Should You Up Your Corporate Training Game?

By Alexandra Levit

As a workforce author, researcher, and consultant, I observed many organizations that were concerned about a labor shortage brought about by baby boomer retirement. This shortage, and the skills gaps that went along with it, was partially delayed in part by the financial crisis and subsequent recession, because many baby boomers lost savings and were working past traditional retirement age1.

Many baby boomers, born 1946-64, are now in their 70s, and the time has come for them to exit the workforce. According to a recent report by the Federal Reserve2, industrialized nations like the U.S. are facing a shortage of working-aged professionals, and employers need enough qualified employees to survive.

In my experience working with dozens of companies over the last decade, I’ve seen that corporate training and development can be an effective solution to this problem. As more senior roles are vacated, corporate training, particularly for succession planning, may be a good vehicle for mid-level professionals to master skills like team leadership, business acumen, strategic planning, conflict resolution, and decision-making.

All Employees, All Levels

One of the topics I write about most is increasing automation and machine participation3, and given this trend, I believe that even employees who will not become senior leaders must continuously upskill or reskill to maintain their value within the organization. The days of having one degree and one corresponding skillset may be numbered, because if that skillset is automated, what then? Corporate training provides one way to diversify what each individual employee can contribute and the variety of roles he or she can hold.

There are other benefits besides skill acquisition. I’ve written that despite technological advances, productivity in most organizations is lagging4. Corporate training is one method for adjusting your processes, targeting efficiency so employees can better perform tasks and focus their energies more specifically on company goals.  I have personally seen that many organizations with solid corporate training initiatives keep their people longer because the employees appreciate the investment in their development. And, I’ve observed that organizations that do right by their people are perceived as having strong brands that customers want to support.

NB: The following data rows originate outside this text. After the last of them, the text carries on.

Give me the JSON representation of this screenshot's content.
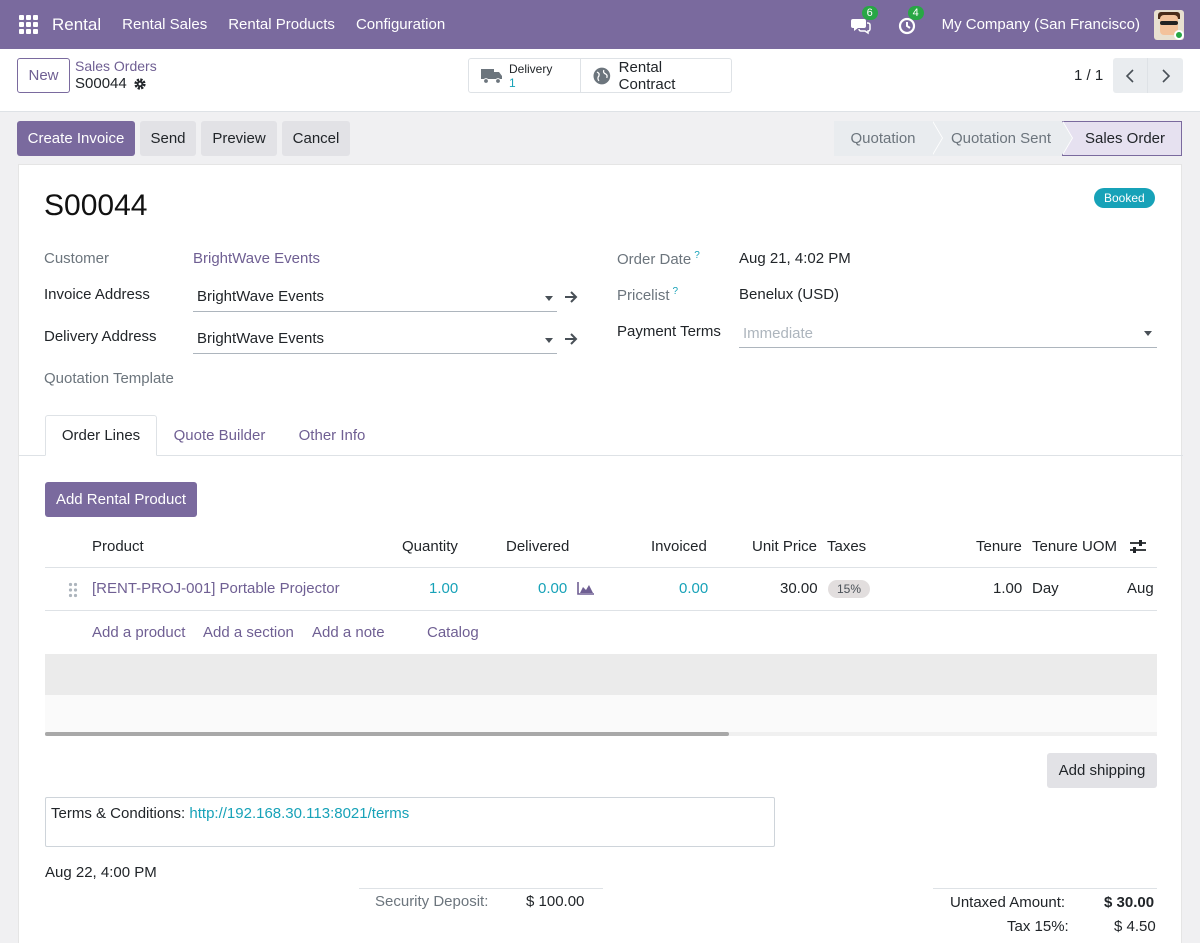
{
  "navbar": {
    "brand": "Rental",
    "menu": [
      "Rental Sales",
      "Rental Products",
      "Configuration"
    ],
    "messages_count": "6",
    "activities_count": "4",
    "company": "My Company (San Francisco)"
  },
  "control": {
    "new_label": "New",
    "breadcrumb_parent": "Sales Orders",
    "breadcrumb_current": "S00044",
    "delivery_label": "Delivery",
    "delivery_count": "1",
    "rental_contract_label": "Rental Contract",
    "pager": "1 / 1"
  },
  "statusbar": {
    "create_invoice": "Create Invoice",
    "send": "Send",
    "preview": "Preview",
    "cancel": "Cancel",
    "stages": [
      "Quotation",
      "Quotation Sent",
      "Sales Order"
    ],
    "active_stage": "Sales Order"
  },
  "form": {
    "title": "S00044",
    "status_badge": "Booked",
    "customer_label": "Customer",
    "customer_value": "BrightWave Events",
    "invoice_address_label": "Invoice Address",
    "invoice_address_value": "BrightWave Events",
    "delivery_address_label": "Delivery Address",
    "delivery_address_value": "BrightWave Events",
    "quotation_template_label": "Quotation Template",
    "order_date_label": "Order Date",
    "order_date_value": "Aug 21, 4:02 PM",
    "pricelist_label": "Pricelist",
    "pricelist_value": "Benelux (USD)",
    "payment_terms_label": "Payment Terms",
    "payment_terms_placeholder": "Immediate",
    "help_mark": "?"
  },
  "tabs": [
    "Order Lines",
    "Quote Builder",
    "Other Info"
  ],
  "order_lines": {
    "add_rental_product": "Add Rental Product",
    "headers": {
      "product": "Product",
      "quantity": "Quantity",
      "delivered": "Delivered",
      "invoiced": "Invoiced",
      "unit_price": "Unit Price",
      "taxes": "Taxes",
      "tenure": "Tenure",
      "tenure_uom": "Tenure UOM"
    },
    "rows": [
      {
        "product": "[RENT-PROJ-001] Portable Projector",
        "quantity": "1.00",
        "delivered": "0.00",
        "invoiced": "0.00",
        "unit_price": "30.00",
        "tax": "15%",
        "tenure": "1.00",
        "tenure_uom": "Day",
        "date": "Aug"
      }
    ],
    "add_product": "Add a product",
    "add_section": "Add a section",
    "add_note": "Add a note",
    "catalog": "Catalog"
  },
  "footer": {
    "add_shipping": "Add shipping",
    "terms_label": "Terms & Conditions:",
    "terms_url": "http://192.168.30.113:8021/terms",
    "return_date": "Aug 22, 4:00 PM",
    "security_deposit_label": "Security Deposit:",
    "security_deposit_value": "$ 100.00",
    "untaxed_label": "Untaxed Amount:",
    "untaxed_value": "$ 30.00",
    "tax_label": "Tax 15%:",
    "tax_value": "$ 4.50"
  },
  "colors": {
    "brand": "#7a6a9e",
    "link": "#6f5f93",
    "teal": "#17a2b8",
    "online": "#28a745"
  },
  "icons": [
    "apps-grid-icon",
    "chat-icon",
    "activity-clock-icon",
    "gear-icon",
    "truck-icon",
    "globe-icon",
    "chevron-left-icon",
    "chevron-right-icon",
    "arrow-right-icon",
    "chevron-down-icon",
    "drag-handle-icon",
    "forecast-chart-icon",
    "column-settings-icon"
  ]
}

Blended, Integrated, and Measured

When I first entered the training and development space in the early mid-2000s, corporate training was often something HR trotted out from time to time, with courses that were not tied together in any meaningful way. However, I’ve witnessed an evolution, and in my work have seen that the strongest corporate training programs today are well-integrated with the overall employee experience and leverage a blended learning approach including both in-person and virtual, instructor-led and self-driven components. They often offer the opportunity to collaborate with experts and other professionals, and master skills on your own time, at your own pace.

I feel that the best corporate training programs also have clear success metrics. This means that they are reliable and valid in predicting performance improvement and achievement of designated business outcomes. Some organizations have taken training/course completion a step further, adding in-house microcredentials5 or certifications as proof of competency. These certifications may then be used to tap employees for special projects and/or promotions.

Overcoming Training’s Shortcomings

Despite the ever-increasing sophistication of corporate training initiatives, some still have flaws. The first challenge is that a one-size-fits-all training model sometimes doesn’t work, because individual professionals may approach their jobs in different ways. I believe that when training is appropriately customized and differentiated, it is more likely to resonate with employees.

Another corporate training deficit I’ve observed is the tendency to oversimplify complex, real-world scenarios. In a business environment that’s changing rapidly, I feel it’s important for employees to learn how to cope with ambiguity and unpredictability. If a training program is too scripted and basic, it may not deliver the necessary impact and preparation. Building variation and the element of surprise into your training scenarios can go a long way.

Finally, corporate training approaches may be too passive. It can be difficult to internalize learning and be motivated to act on it when you’re spending most of your time listening (instead of doing) and there’s nothing significant at stake. I’m a proponent of experiential learning, because shadowing experienced leaders under pressure can allow employees to see firsthand how advocated training behaviors work in practice. Additionally, personalized coaching can also help employees integrate training concepts into everyday responsibilities and use them in the industry and role-specific situations they are most likely to face.

Thankfully, if you’re looking to up your corporate training game, you don’t have to do it alone. I suggest a first step of assembling a team of internal and external constituents that can help you assess the approach that’s best for your people and the skills they need to acquire.



1 Steverman, B, 2017,, Working Past 70: Americans Can’t Seem to Retire, accessed on the Internet at (visited June 3, 2018)

2 The Federal Reserve, 2018,, Beige Book - January 17, 2018, accessed on the Internet at (visited June 3, 2018)

3 Levit, A, 2018,, Why Automation Won’t Take Your Job, accessed on the Internet at (visited June 3, 2018)

4 Levit, A, 2015,, What Caused the World Productivity Slowdown?, accessed on the Internet at (visited June 3, 2018)

5 Ryerse, M, 2017,, Competency-Based Microcredentials Are Transforming Professional Learning, accessed on the Internet at (visited June 3, 2018)


About the Author

Alexandra Levit is the author of nine published books on careers and the workplace, including the international bestseller They Don’t Teach Corporate in College. A former columnist for the Wall Street Journal and the New York Times, she has consulted with dozens of organizations around the world about issues facing modern institutions and their employees.